BEGIN

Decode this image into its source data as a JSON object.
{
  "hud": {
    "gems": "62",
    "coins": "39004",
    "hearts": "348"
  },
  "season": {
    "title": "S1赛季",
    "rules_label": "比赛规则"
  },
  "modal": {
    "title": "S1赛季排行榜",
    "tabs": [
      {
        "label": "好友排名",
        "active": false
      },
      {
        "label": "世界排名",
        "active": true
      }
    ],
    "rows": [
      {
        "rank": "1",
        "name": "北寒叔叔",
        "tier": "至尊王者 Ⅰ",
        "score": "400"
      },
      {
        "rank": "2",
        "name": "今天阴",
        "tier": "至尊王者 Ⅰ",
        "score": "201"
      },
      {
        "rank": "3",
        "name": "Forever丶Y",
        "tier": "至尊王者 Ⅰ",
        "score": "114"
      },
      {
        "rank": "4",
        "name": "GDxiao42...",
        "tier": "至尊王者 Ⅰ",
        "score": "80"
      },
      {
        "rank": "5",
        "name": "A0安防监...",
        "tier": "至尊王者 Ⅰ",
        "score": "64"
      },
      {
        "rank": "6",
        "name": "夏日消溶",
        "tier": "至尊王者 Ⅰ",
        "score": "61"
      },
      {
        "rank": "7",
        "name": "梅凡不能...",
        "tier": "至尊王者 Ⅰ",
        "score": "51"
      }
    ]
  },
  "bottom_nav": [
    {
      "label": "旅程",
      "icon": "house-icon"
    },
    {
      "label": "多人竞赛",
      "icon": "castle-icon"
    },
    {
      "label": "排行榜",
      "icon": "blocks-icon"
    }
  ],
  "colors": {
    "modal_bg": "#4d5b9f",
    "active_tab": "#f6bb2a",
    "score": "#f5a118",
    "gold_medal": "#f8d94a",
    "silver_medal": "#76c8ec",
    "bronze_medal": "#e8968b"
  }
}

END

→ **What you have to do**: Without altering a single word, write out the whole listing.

→ **Solution**:
Decode this image into its source data as a JSON object.
{
  "hud": {
    "gems": "62",
    "coins": "39004",
    "hearts": "348"
  },
  "season": {
    "title": "S1赛季",
    "rules_label": "比赛规则"
  },
  "modal": {
    "title": "S1赛季排行榜",
    "tabs": [
      {
        "label": "好友排名",
        "active": false
      },
      {
        "label": "世界排名",
        "active": true
      }
    ],
    "rows": [
      {
        "rank": "1",
        "name": "北寒叔叔",
        "tier": "至尊王者 Ⅰ",
        "score": "400"
      },
      {
        "rank": "2",
        "name": "今天阴",
        "tier": "至尊王者 Ⅰ",
        "score": "201"
      },
      {
        "rank": "3",
        "name": "Forever丶Y",
        "tier": "至尊王者 Ⅰ",
        "score": "114"
      },
      {
        "rank": "4",
        "name": "GDxiao42...",
        "tier": "至尊王者 Ⅰ",
        "score": "80"
      },
      {
        "rank": "5",
        "name": "A0安防监...",
        "tier": "至尊王者 Ⅰ",
        "score": "64"
      },
      {
        "rank": "6",
        "name": "夏日消溶",
        "tier": "至尊王者 Ⅰ",
        "score": "61"
      },
      {
        "rank": "7",
        "name": "梅凡不能...",
        "tier": "至尊王者 Ⅰ",
        "score": "51"
      }
    ]
  },
  "bottom_nav": [
    {
      "label": "旅程",
      "icon": "house-icon"
    },
    {
      "label": "多人竞赛",
      "icon": "castle-icon"
    },
    {
      "label": "排行榜",
      "icon": "blocks-icon"
    }
  ],
  "colors": {
    "modal_bg": "#4d5b9f",
    "active_tab": "#f6bb2a",
    "score": "#f5a118",
    "gold_medal": "#f8d94a",
    "silver_medal": "#76c8ec",
    "bronze_medal": "#e8968b"
  }
}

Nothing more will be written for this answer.